→ **What to produce**
Find the word "JSON" in the data, then copy each line where it is found.
....
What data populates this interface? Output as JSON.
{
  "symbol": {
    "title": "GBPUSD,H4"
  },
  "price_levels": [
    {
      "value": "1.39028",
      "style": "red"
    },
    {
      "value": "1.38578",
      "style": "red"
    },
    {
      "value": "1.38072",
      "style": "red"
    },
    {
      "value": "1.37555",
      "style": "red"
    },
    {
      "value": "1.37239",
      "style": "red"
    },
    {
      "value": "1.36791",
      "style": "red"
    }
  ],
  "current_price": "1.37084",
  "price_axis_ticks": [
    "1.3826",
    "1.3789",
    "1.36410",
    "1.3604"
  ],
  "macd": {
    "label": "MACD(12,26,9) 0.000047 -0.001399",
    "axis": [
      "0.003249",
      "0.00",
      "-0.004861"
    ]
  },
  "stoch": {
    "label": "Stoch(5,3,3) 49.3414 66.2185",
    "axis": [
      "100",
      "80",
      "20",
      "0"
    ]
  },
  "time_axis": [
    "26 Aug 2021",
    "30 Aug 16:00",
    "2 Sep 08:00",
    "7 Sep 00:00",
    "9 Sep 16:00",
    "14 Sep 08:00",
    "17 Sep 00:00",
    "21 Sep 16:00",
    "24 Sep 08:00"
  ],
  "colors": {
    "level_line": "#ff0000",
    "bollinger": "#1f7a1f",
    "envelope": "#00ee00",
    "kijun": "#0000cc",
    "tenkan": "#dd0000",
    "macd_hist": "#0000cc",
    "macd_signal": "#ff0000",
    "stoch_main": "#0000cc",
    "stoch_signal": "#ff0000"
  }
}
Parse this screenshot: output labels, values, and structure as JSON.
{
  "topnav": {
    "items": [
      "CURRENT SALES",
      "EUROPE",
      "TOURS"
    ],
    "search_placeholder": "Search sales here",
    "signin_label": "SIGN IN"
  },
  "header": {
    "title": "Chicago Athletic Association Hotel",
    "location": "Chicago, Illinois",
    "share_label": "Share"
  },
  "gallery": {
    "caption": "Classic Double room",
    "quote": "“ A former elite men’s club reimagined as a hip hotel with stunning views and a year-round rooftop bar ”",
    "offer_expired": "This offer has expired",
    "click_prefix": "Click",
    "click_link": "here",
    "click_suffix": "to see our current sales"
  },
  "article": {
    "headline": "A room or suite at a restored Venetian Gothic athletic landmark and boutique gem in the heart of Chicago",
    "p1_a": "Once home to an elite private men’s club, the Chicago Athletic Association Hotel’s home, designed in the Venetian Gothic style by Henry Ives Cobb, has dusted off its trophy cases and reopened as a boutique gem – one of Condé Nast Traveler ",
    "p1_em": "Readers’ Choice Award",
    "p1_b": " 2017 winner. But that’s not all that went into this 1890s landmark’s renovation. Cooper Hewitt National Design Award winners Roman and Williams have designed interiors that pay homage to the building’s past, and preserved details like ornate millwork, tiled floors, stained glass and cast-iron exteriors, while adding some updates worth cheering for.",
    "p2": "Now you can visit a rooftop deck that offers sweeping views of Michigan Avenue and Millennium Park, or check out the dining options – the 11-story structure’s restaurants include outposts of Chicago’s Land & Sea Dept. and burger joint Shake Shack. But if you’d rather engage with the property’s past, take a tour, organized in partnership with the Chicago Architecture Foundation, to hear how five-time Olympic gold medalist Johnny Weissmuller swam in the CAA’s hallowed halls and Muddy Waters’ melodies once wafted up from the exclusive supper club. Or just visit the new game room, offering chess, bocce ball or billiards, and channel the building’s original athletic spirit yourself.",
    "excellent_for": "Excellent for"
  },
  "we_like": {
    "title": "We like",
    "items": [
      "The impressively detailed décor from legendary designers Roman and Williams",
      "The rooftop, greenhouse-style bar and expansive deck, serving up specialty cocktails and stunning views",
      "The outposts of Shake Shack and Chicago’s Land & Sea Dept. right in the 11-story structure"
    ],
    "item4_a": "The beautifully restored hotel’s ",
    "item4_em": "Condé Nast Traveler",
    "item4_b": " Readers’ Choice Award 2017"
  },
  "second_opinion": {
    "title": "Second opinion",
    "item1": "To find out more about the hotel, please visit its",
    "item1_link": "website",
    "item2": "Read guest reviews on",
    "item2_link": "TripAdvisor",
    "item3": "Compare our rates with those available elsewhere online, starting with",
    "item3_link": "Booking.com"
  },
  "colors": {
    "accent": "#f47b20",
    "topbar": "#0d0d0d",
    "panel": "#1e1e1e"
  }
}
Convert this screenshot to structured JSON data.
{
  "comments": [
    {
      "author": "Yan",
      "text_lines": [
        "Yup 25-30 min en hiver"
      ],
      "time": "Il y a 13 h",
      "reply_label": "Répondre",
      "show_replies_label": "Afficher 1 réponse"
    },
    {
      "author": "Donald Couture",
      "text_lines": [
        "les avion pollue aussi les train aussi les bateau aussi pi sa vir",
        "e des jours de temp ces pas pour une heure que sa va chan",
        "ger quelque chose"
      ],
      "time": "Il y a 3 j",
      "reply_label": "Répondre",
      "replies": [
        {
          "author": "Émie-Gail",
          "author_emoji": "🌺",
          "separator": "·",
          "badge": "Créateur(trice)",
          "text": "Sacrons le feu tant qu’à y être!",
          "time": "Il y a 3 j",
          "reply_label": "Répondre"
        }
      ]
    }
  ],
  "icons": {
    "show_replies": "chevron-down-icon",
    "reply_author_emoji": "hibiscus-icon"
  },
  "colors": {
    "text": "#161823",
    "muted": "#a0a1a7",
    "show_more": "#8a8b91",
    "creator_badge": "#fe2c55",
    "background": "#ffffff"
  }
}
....
→ **Task answer**
What data populates this interface? Output as JSON.
Parse this screenshot: output labels, values, and structure as JSON.
Convert this screenshot to structured JSON data.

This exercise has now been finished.